Susan Rice and How Washington Works
Dirty politics stalls, but won't end, ambassador's career
It’s been a busy week for me here in Washington. The week started off with an all-day session focused on protecting our democracy and the right to vote. The next day was spent focusing on the Michigan Right-To-Work legislation that was introduced, passed and signed into law in the blink of an eye. Next up was a Senate Judiciary Subcommittee hearing on the school to prison pipeline, which robs our communities of so many young, promising people who may just need a little help. And yesterday, I spent the better part of my day visiting Senate offices along with some of the Black Women’s Roundtable, to discuss the treatment of Ambassador to the United Nations Susan Rice by Republicans. Shortly thereafter and much to the dismay of many, she withdrew her name from consideration for nomination. This was all in a week’s work. It’s this work that I hope will allow me to continue to build a solid foundation here in Washington that will help me far surpass my wildest ambition.
No political news outlet worth its salt will let Ambassador Susan Rice’s self-removal from consideration for the position of Secretary of State slide under the radar. Immediately after the 5 o’clock news yesterday, my father called me asking why she had “quit” as he put it. In his mind, she all but had the position. Like my father, many others thought that she would in fact be nominated. But if she had been nominated, there would certainly have been some people who would have done everything in their power to make sure she was not confirmed. Unfortunately for us all, they didn’t even wait until the nomination process began before starting the vetting process and putting her on trial, in some senses.

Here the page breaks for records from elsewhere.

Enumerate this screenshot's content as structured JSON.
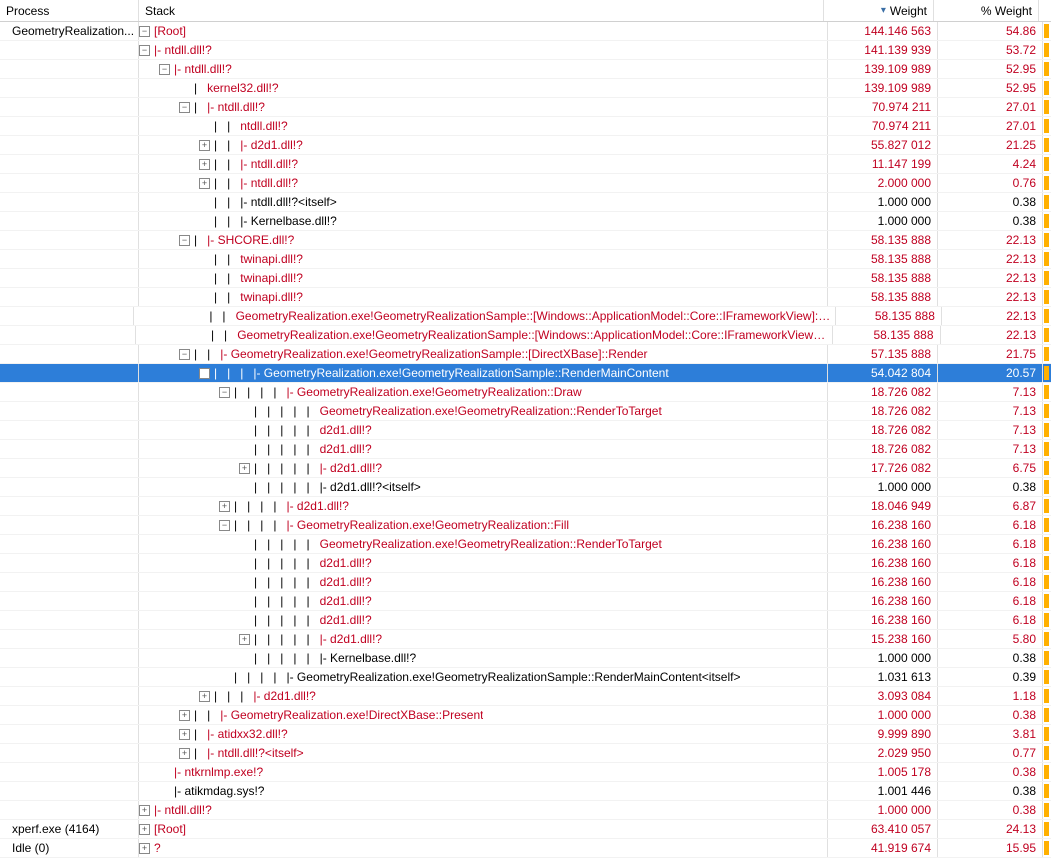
{
  "columns": {
    "process": "Process",
    "stack": "Stack",
    "weight": "Weight",
    "pct": "% Weight"
  },
  "expander": {
    "plus": "+",
    "minus": "−"
  },
  "rows": [
    {
      "process": "GeometryRealization...",
      "indent": 0,
      "exp": "minus",
      "prefix": "",
      "label": "[Root]",
      "weight": "144.146 563",
      "pct": "54.86",
      "color": "red",
      "bar": true
    },
    {
      "process": "",
      "indent": 0,
      "exp": "minus",
      "prefix": "",
      "label": "|- ntdll.dll!?",
      "weight": "141.139 939",
      "pct": "53.72",
      "color": "red",
      "bar": true
    },
    {
      "process": "",
      "indent": 1,
      "exp": "minus",
      "prefix": "",
      "label": "|- ntdll.dll!?",
      "weight": "139.109 989",
      "pct": "52.95",
      "color": "red",
      "bar": true
    },
    {
      "process": "",
      "indent": 2,
      "exp": "blank",
      "prefix": "|   ",
      "label": "kernel32.dll!?",
      "weight": "139.109 989",
      "pct": "52.95",
      "color": "red",
      "bar": true
    },
    {
      "process": "",
      "indent": 2,
      "exp": "minus",
      "prefix": "|   ",
      "label": "|- ntdll.dll!?",
      "weight": "70.974 211",
      "pct": "27.01",
      "color": "red",
      "bar": true
    },
    {
      "process": "",
      "indent": 3,
      "exp": "blank",
      "prefix": "|   |   ",
      "label": "ntdll.dll!?",
      "weight": "70.974 211",
      "pct": "27.01",
      "color": "red",
      "bar": true
    },
    {
      "process": "",
      "indent": 3,
      "exp": "plus",
      "prefix": "|   |   ",
      "label": "|- d2d1.dll!?",
      "weight": "55.827 012",
      "pct": "21.25",
      "color": "red",
      "bar": true
    },
    {
      "process": "",
      "indent": 3,
      "exp": "plus",
      "prefix": "|   |   ",
      "label": "|- ntdll.dll!?",
      "weight": "11.147 199",
      "pct": "4.24",
      "color": "red",
      "bar": true
    },
    {
      "process": "",
      "indent": 3,
      "exp": "plus",
      "prefix": "|   |   ",
      "label": "|- ntdll.dll!?",
      "weight": "2.000 000",
      "pct": "0.76",
      "color": "red",
      "bar": true
    },
    {
      "process": "",
      "indent": 3,
      "exp": "blank",
      "prefix": "|   |   ",
      "label": "|- ntdll.dll!?<itself>",
      "weight": "1.000 000",
      "pct": "0.38",
      "color": "black",
      "bar": true
    },
    {
      "process": "",
      "indent": 3,
      "exp": "blank",
      "prefix": "|   |   ",
      "label": "|- Kernelbase.dll!?",
      "weight": "1.000 000",
      "pct": "0.38",
      "color": "black",
      "bar": true
    },
    {
      "process": "",
      "indent": 2,
      "exp": "minus",
      "prefix": "|   ",
      "label": "|- SHCORE.dll!?",
      "weight": "58.135 888",
      "pct": "22.13",
      "color": "red",
      "bar": true
    },
    {
      "process": "",
      "indent": 3,
      "exp": "blank",
      "prefix": "|   |   ",
      "label": "twinapi.dll!?",
      "weight": "58.135 888",
      "pct": "22.13",
      "color": "red",
      "bar": true
    },
    {
      "process": "",
      "indent": 3,
      "exp": "blank",
      "prefix": "|   |   ",
      "label": "twinapi.dll!?",
      "weight": "58.135 888",
      "pct": "22.13",
      "color": "red",
      "bar": true
    },
    {
      "process": "",
      "indent": 3,
      "exp": "blank",
      "prefix": "|   |   ",
      "label": "twinapi.dll!?",
      "weight": "58.135 888",
      "pct": "22.13",
      "color": "red",
      "bar": true
    },
    {
      "process": "",
      "indent": 3,
      "exp": "blank",
      "prefix": "|   |   ",
      "label": "GeometryRealization.exe!GeometryRealizationSample::[Windows::ApplicationModel::Core::IFrameworkView]::__abi_",
      "weight": "58.135 888",
      "pct": "22.13",
      "color": "red",
      "bar": true
    },
    {
      "process": "",
      "indent": 3,
      "exp": "blank",
      "prefix": "|   |   ",
      "label": "GeometryRealization.exe!GeometryRealizationSample::[Windows::ApplicationModel::Core::IFrameworkView]::Run",
      "weight": "58.135 888",
      "pct": "22.13",
      "color": "red",
      "bar": true
    },
    {
      "process": "",
      "indent": 2,
      "exp": "minus",
      "prefix": "|   |   ",
      "label": "|- GeometryRealization.exe!GeometryRealizationSample::[DirectXBase]::Render",
      "weight": "57.135 888",
      "pct": "21.75",
      "color": "red",
      "bar": true
    },
    {
      "process": "",
      "indent": 3,
      "exp": "minus",
      "prefix": "|   |   |   ",
      "label": "|- GeometryRealization.exe!GeometryRealizationSample::RenderMainContent",
      "weight": "54.042 804",
      "pct": "20.57",
      "color": "red",
      "bar": true,
      "selected": true
    },
    {
      "process": "",
      "indent": 4,
      "exp": "minus",
      "prefix": "|   |   |   |   ",
      "label": "|- GeometryRealization.exe!GeometryRealization::Draw",
      "weight": "18.726 082",
      "pct": "7.13",
      "color": "red",
      "bar": true
    },
    {
      "process": "",
      "indent": 5,
      "exp": "blank",
      "prefix": "|   |   |   |   |   ",
      "label": "GeometryRealization.exe!GeometryRealization::RenderToTarget",
      "weight": "18.726 082",
      "pct": "7.13",
      "color": "red",
      "bar": true
    },
    {
      "process": "",
      "indent": 5,
      "exp": "blank",
      "prefix": "|   |   |   |   |   ",
      "label": "d2d1.dll!?",
      "weight": "18.726 082",
      "pct": "7.13",
      "color": "red",
      "bar": true
    },
    {
      "process": "",
      "indent": 5,
      "exp": "blank",
      "prefix": "|   |   |   |   |   ",
      "label": "d2d1.dll!?",
      "weight": "18.726 082",
      "pct": "7.13",
      "color": "red",
      "bar": true
    },
    {
      "process": "",
      "indent": 5,
      "exp": "plus",
      "prefix": "|   |   |   |   |   ",
      "label": "|- d2d1.dll!?",
      "weight": "17.726 082",
      "pct": "6.75",
      "color": "red",
      "bar": true
    },
    {
      "process": "",
      "indent": 5,
      "exp": "blank",
      "prefix": "|   |   |   |   |   ",
      "label": "|- d2d1.dll!?<itself>",
      "weight": "1.000 000",
      "pct": "0.38",
      "color": "black",
      "bar": true
    },
    {
      "process": "",
      "indent": 4,
      "exp": "plus",
      "prefix": "|   |   |   |   ",
      "label": "|- d2d1.dll!?",
      "weight": "18.046 949",
      "pct": "6.87",
      "color": "red",
      "bar": true
    },
    {
      "process": "",
      "indent": 4,
      "exp": "minus",
      "prefix": "|   |   |   |   ",
      "label": "|- GeometryRealization.exe!GeometryRealization::Fill",
      "weight": "16.238 160",
      "pct": "6.18",
      "color": "red",
      "bar": true
    },
    {
      "process": "",
      "indent": 5,
      "exp": "blank",
      "prefix": "|   |   |   |   |   ",
      "label": "GeometryRealization.exe!GeometryRealization::RenderToTarget",
      "weight": "16.238 160",
      "pct": "6.18",
      "color": "red",
      "bar": true
    },
    {
      "process": "",
      "indent": 5,
      "exp": "blank",
      "prefix": "|   |   |   |   |   ",
      "label": "d2d1.dll!?",
      "weight": "16.238 160",
      "pct": "6.18",
      "color": "red",
      "bar": true
    },
    {
      "process": "",
      "indent": 5,
      "exp": "blank",
      "prefix": "|   |   |   |   |   ",
      "label": "d2d1.dll!?",
      "weight": "16.238 160",
      "pct": "6.18",
      "color": "red",
      "bar": true
    },
    {
      "process": "",
      "indent": 5,
      "exp": "blank",
      "prefix": "|   |   |   |   |   ",
      "label": "d2d1.dll!?",
      "weight": "16.238 160",
      "pct": "6.18",
      "color": "red",
      "bar": true
    },
    {
      "process": "",
      "indent": 5,
      "exp": "blank",
      "prefix": "|   |   |   |   |   ",
      "label": "d2d1.dll!?",
      "weight": "16.238 160",
      "pct": "6.18",
      "color": "red",
      "bar": true
    },
    {
      "process": "",
      "indent": 5,
      "exp": "plus",
      "prefix": "|   |   |   |   |   ",
      "label": "|- d2d1.dll!?",
      "weight": "15.238 160",
      "pct": "5.80",
      "color": "red",
      "bar": true
    },
    {
      "process": "",
      "indent": 5,
      "exp": "blank",
      "prefix": "|   |   |   |   |   ",
      "label": "|- Kernelbase.dll!?",
      "weight": "1.000 000",
      "pct": "0.38",
      "color": "black",
      "bar": true
    },
    {
      "process": "",
      "indent": 4,
      "exp": "blank",
      "prefix": "|   |   |   |   ",
      "label": "|- GeometryRealization.exe!GeometryRealizationSample::RenderMainContent<itself>",
      "weight": "1.031 613",
      "pct": "0.39",
      "color": "black",
      "bar": true
    },
    {
      "process": "",
      "indent": 3,
      "exp": "plus",
      "prefix": "|   |   |   ",
      "label": "|- d2d1.dll!?",
      "weight": "3.093 084",
      "pct": "1.18",
      "color": "red",
      "bar": true
    },
    {
      "process": "",
      "indent": 2,
      "exp": "plus",
      "prefix": "|   |   ",
      "label": "|- GeometryRealization.exe!DirectXBase::Present",
      "weight": "1.000 000",
      "pct": "0.38",
      "color": "red",
      "bar": true
    },
    {
      "process": "",
      "indent": 2,
      "exp": "plus",
      "prefix": "|   ",
      "label": "|- atidxx32.dll!?",
      "weight": "9.999 890",
      "pct": "3.81",
      "color": "red",
      "bar": true
    },
    {
      "process": "",
      "indent": 2,
      "exp": "plus",
      "prefix": "|   ",
      "label": "|- ntdll.dll!?<itself>",
      "weight": "2.029 950",
      "pct": "0.77",
      "color": "red",
      "bar": true
    },
    {
      "process": "",
      "indent": 1,
      "exp": "blank",
      "prefix": "",
      "label": "|- ntkrnlmp.exe!?",
      "weight": "1.005 178",
      "pct": "0.38",
      "color": "red",
      "bar": true
    },
    {
      "process": "",
      "indent": 1,
      "exp": "blank",
      "prefix": "",
      "label": "|- atikmdag.sys!?",
      "weight": "1.001 446",
      "pct": "0.38",
      "color": "black",
      "bar": true
    },
    {
      "process": "",
      "indent": 0,
      "exp": "plus",
      "prefix": "",
      "label": "|- ntdll.dll!?",
      "weight": "1.000 000",
      "pct": "0.38",
      "color": "red",
      "bar": true
    },
    {
      "process": "xperf.exe (4164)",
      "indent": 0,
      "exp": "plus",
      "prefix": "",
      "label": "[Root]",
      "weight": "63.410 057",
      "pct": "24.13",
      "color": "red",
      "bar": true
    },
    {
      "process": "Idle (0)",
      "indent": 0,
      "exp": "plus",
      "prefix": "",
      "label": "?",
      "weight": "41.919 674",
      "pct": "15.95",
      "color": "red",
      "bar": true
    }
  ]
}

It’s an unfortunate situation. While many Republicans know that Ambassador Rice had nothing to do with what happened in Benghazi, Libya, that has not stopped them from pointing the finger in her direction for simply being a proxy during news shows after the attack to explain what happened. I won’t say that the intelligence she gave was accurate, because we all know at this point that what she said was erroneous. However, the burden of carrying Benghazi squarely on her back may have factored into her decision to step aside. The confusion over what really happened and why will be examined for days (and maybe longer in some circles), but at the end of the day, the fact that she can no longer be considered for the role is something that does not sit well with me.
Many people don’t realize how Washington works—the many politics at play and steps needed to get things done, the constant push and pull in many different directions, the need to focus on one thing and then quickly on another. The more I learn about how DC works, the more I admire Ambassador Rice, who is not much older than I am, but has accomplished so much. Her career path is incredible, and the imperfections, the lessons learned, are what make me more inspired. When I think about my own aspirations to lead and ascend to higher heights, I know that I am going to have some obstacles. I will make mistakes; I will fall down and hurt myself and maybe others. But more than anything, I will get back up. It’s what my parents have taught me since I was a little girl.
Ambassador Rice did what was asked of her by appearing on those TV shows to talk about Benghazi in the aftermath of the attack. She read and reread the intelligence briefs and she went on the shows saying what she thought she was supposed to. Because of it, she has been knocked around and suffered some bruising to her reputation. But I know without a doubt that this is not the end of Susan Rice’s career. Her star will continue to rise and I am glad to just be witness to it.